This was where I learned that sometimes, the only way to face another day working for a drowning technology company, a day filled with endlessly irritating “Punch the Monkey” Flash banner ad design, a day where someone will use the term “synergy” and keep a straight face, after a night made fuzzy by 12 pints of Harp with Jameson backs, was with a nice, greasy, bacon, egg, and cheese sandwich. The version of this sandwich served at 876 Market Deli is just about perfect: A New York-style “hard roll,” with half a dozen strips of crunchy, dried-out, curled-up bacon, and a thick layer of melted American cheese. The egg in this bacon-egg-and-cheese is barely a factor, barely a suggestion, and serves only as an excuse for eating what is, essentially, a grilled bacon and cheese sandwich at 8:00 in the morning after three-and-a-half hours sleep.

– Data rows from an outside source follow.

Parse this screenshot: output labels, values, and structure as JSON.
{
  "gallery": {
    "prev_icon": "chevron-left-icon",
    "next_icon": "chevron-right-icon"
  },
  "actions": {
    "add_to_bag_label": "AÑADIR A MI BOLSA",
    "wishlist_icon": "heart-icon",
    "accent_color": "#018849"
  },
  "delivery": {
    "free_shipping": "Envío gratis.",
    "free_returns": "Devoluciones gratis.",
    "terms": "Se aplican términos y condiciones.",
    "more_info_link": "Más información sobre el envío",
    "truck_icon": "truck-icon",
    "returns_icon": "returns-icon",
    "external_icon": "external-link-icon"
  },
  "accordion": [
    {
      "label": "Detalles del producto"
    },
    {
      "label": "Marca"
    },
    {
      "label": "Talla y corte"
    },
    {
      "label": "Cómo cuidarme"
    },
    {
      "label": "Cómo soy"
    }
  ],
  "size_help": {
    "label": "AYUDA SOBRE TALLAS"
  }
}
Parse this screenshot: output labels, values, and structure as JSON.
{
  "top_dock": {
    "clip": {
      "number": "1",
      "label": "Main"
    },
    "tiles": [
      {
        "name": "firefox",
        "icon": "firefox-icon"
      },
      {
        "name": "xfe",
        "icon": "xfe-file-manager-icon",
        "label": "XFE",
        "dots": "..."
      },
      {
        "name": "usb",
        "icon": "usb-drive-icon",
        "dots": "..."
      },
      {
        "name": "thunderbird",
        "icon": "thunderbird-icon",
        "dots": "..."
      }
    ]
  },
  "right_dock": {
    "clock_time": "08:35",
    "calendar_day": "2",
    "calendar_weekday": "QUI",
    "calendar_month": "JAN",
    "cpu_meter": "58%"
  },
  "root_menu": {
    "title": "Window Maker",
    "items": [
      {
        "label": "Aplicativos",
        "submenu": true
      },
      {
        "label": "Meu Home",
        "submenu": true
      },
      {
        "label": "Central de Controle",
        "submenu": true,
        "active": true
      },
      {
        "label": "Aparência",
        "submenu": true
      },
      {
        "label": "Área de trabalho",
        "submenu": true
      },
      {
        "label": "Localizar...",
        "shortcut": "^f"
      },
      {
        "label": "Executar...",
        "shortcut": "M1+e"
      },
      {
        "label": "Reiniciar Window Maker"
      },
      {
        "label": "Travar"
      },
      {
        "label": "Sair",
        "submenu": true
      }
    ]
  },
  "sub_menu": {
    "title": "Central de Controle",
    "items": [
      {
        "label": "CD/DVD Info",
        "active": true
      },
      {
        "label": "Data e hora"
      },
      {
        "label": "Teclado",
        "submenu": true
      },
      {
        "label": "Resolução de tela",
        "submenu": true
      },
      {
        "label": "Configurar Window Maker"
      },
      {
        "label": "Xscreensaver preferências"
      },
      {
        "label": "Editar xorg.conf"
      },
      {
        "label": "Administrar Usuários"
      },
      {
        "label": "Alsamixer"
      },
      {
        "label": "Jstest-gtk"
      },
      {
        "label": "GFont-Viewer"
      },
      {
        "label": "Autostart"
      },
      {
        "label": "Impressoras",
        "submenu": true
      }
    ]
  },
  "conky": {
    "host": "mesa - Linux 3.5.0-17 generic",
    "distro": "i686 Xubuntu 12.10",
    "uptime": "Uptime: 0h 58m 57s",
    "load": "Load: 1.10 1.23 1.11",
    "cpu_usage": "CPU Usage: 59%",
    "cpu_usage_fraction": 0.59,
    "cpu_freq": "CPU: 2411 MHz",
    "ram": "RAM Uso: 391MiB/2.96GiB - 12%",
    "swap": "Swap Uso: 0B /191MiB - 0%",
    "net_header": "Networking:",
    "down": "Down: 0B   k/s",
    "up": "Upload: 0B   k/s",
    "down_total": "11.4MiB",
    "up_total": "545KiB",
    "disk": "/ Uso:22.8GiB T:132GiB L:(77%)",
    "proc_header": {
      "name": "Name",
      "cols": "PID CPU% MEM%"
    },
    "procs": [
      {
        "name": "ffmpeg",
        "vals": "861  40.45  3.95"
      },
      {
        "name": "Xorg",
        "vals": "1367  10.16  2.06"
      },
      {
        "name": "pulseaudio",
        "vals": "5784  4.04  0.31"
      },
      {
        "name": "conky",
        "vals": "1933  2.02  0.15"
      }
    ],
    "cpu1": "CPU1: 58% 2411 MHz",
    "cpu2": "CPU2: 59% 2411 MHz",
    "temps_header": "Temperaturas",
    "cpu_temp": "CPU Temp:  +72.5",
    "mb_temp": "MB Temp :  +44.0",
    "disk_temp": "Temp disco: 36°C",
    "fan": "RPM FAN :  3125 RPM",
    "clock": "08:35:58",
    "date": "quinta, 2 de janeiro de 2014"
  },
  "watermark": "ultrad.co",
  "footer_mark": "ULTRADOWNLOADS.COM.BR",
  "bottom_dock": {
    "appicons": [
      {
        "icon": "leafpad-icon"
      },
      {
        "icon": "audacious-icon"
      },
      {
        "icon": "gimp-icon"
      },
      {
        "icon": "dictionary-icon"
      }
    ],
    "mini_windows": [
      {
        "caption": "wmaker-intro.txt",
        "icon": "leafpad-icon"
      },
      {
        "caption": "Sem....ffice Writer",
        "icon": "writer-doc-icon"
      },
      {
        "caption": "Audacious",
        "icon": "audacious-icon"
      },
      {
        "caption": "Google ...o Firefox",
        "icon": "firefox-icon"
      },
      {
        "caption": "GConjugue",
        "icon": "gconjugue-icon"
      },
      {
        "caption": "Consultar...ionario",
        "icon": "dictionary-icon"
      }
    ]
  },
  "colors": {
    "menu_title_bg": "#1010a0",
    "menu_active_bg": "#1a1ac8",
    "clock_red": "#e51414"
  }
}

Add a few shakes of hot sauce, and you’ve got my ideal version of this quick, on-the-go sandwich. Add a nap, and you’ll be (almost) ready to face the day.
Regular readers of our site know that I am, eternally and unapologetically, a fan of Punky’s restaurant on Brighton Avenue in Portland. They’re exactly the kind of Maine sandwich shop we love: small, independently run, with a huge, loyal, local following, serving inexpensive, home-cooked comfort classics in addition to their huge array of sandwiches and burritos. Go at lunchtime on any given weekday, and you’ll be greeted by a pretty impressive cross-section of Portland, where business types meet surly teenagers, where investment bankers rub elbows with construction crews, all jockeying for position in line in front of a hot bar that offers up the day’s selection of rib-sticking casseroles. Shepard’s Pie, American Chop Suey, Tuna Casserole, Beef Stroganoff, Macaroni & Cheese; it doesn’t matter. It’s all delicious, even as you can taste how bad it all is for you, even as you feel the blood in your veins start to move more slowly, your heart slow down to a leisurely pace, and you see the orange grease pooling on the inside of the bag. And it all costs about five bucks.
The menu doesn’t stop at the hot bar, however. There’s a full array of sandwiches, a board listing burrito specials, and a huge section of the menu devoted to anything that can be tossed into a deep-fryer, including mozzarella sticks, french fries, onion rings, and jalapeno poppers. Eat in the small dining area, outside at picnic tables, or behind the wheel of your car. In the morning, you’ll have a hard time finding a place to rest inside, because Punky’s also does one thing very, very well: Breakfast sandwiches.
These days, it’s unusual for breakfast sandwiches to be the medical necessity they were for me when I was in my early twenties. I don’t often start my day, anymore, with little hand grenades of fat, salt, and cholesterol. But I know that the next breakfast sandwich I eat will be from Punky’s. Their version uses a soft potato roll, grilled in butter. It’s topped with a thin, hard-cooked fried egg, a slice of white American cheese, and a few strips of crispy bacon. When it comes off the grill, it’s immediately wrapped in foil, where the steam warms the bun through, turning the sandwich into a little, light, fluffy whisper of crunchy bacon, egg, and melty cheese. All of the ingredients are in balance, with no single element overpowering the others. It’s inexpensive, profoundly filling, and feels like your internal organs are getting a big hug.
This isn’t the kind of breakfast that you have on the day you’re going to paint an award-winning watercolor of the cribstone bridge at Bailey Island. You’re not going to eat this bacon-egg-and-cheese sandwich and suddenly be inspired to write a single stanza of an Italian sonnet. This sandwich is much more well suited for a day of hanging drywall, or spent dangling under a highway overpass, removing lead paint with a needlegun. Failing that, you could try being really, really hungover. No matter what, though, you will be impressed by the restorative, curing powers of the breakfast sandwiches at Punky’s, one of my favorite places to have a quick breakfast on the go in Portland.